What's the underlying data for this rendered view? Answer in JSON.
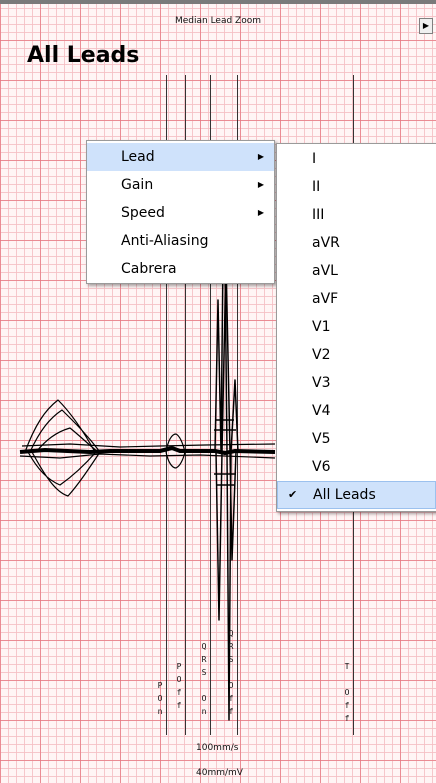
{
  "window": {
    "caption": "Median Lead Zoom",
    "nav_button": "▶",
    "title": "All Leads"
  },
  "markers": [
    {
      "id": "p-on",
      "label": "P\nO\nn"
    },
    {
      "id": "p-off",
      "label": "P\nO\nf\nf"
    },
    {
      "id": "qrs-on",
      "label": "Q\nR\nS\n\nO\nn"
    },
    {
      "id": "qrs-off",
      "label": "Q\nR\nS\n\nO\nf\nf"
    },
    {
      "id": "t-off",
      "label": "T\n\nO\nf\nf"
    }
  ],
  "scale": {
    "speed": "100mm/s",
    "gain": "40mm/mV"
  },
  "context_menu": {
    "items": [
      {
        "label": "Lead",
        "has_submenu": true,
        "selected": true
      },
      {
        "label": "Gain",
        "has_submenu": true,
        "selected": false
      },
      {
        "label": "Speed",
        "has_submenu": true,
        "selected": false
      },
      {
        "label": "Anti-Aliasing",
        "has_submenu": false,
        "selected": false
      },
      {
        "label": "Cabrera",
        "has_submenu": false,
        "selected": false
      }
    ]
  },
  "lead_submenu": {
    "items": [
      {
        "label": "I",
        "checked": false
      },
      {
        "label": "II",
        "checked": false
      },
      {
        "label": "III",
        "checked": false
      },
      {
        "label": "aVR",
        "checked": false
      },
      {
        "label": "aVL",
        "checked": false
      },
      {
        "label": "aVF",
        "checked": false
      },
      {
        "label": "V1",
        "checked": false
      },
      {
        "label": "V2",
        "checked": false
      },
      {
        "label": "V3",
        "checked": false
      },
      {
        "label": "V4",
        "checked": false
      },
      {
        "label": "V5",
        "checked": false
      },
      {
        "label": "V6",
        "checked": false
      },
      {
        "label": "All Leads",
        "checked": true
      }
    ]
  },
  "colors": {
    "grid_major": "#e67882",
    "grid_minor": "#f5bec3",
    "menu_highlight": "#cfe2fb"
  }
}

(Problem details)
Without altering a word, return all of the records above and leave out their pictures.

(Result)
What's the underlying data for this rendered view? Answer in JSON.
{
  "window": {
    "caption": "Median Lead Zoom",
    "nav_button": "▶",
    "title": "All Leads"
  },
  "markers": [
    {
      "id": "p-on",
      "label": "P\nO\nn"
    },
    {
      "id": "p-off",
      "label": "P\nO\nf\nf"
    },
    {
      "id": "qrs-on",
      "label": "Q\nR\nS\n\nO\nn"
    },
    {
      "id": "qrs-off",
      "label": "Q\nR\nS\n\nO\nf\nf"
    },
    {
      "id": "t-off",
      "label": "T\n\nO\nf\nf"
    }
  ],
  "scale": {
    "speed": "100mm/s",
    "gain": "40mm/mV"
  },
  "context_menu": {
    "items": [
      {
        "label": "Lead",
        "has_submenu": true,
        "selected": true
      },
      {
        "label": "Gain",
        "has_submenu": true,
        "selected": false
      },
      {
        "label": "Speed",
        "has_submenu": true,
        "selected": false
      },
      {
        "label": "Anti-Aliasing",
        "has_submenu": false,
        "selected": false
      },
      {
        "label": "Cabrera",
        "has_submenu": false,
        "selected": false
      }
    ]
  },
  "lead_submenu": {
    "items": [
      {
        "label": "I",
        "checked": false
      },
      {
        "label": "II",
        "checked": false
      },
      {
        "label": "III",
        "checked": false
      },
      {
        "label": "aVR",
        "checked": false
      },
      {
        "label": "aVL",
        "checked": false
      },
      {
        "label": "aVF",
        "checked": false
      },
      {
        "label": "V1",
        "checked": false
      },
      {
        "label": "V2",
        "checked": false
      },
      {
        "label": "V3",
        "checked": false
      },
      {
        "label": "V4",
        "checked": false
      },
      {
        "label": "V5",
        "checked": false
      },
      {
        "label": "V6",
        "checked": false
      },
      {
        "label": "All Leads",
        "checked": true
      }
    ]
  },
  "colors": {
    "grid_major": "#e67882",
    "grid_minor": "#f5bec3",
    "menu_highlight": "#cfe2fb"
  }
}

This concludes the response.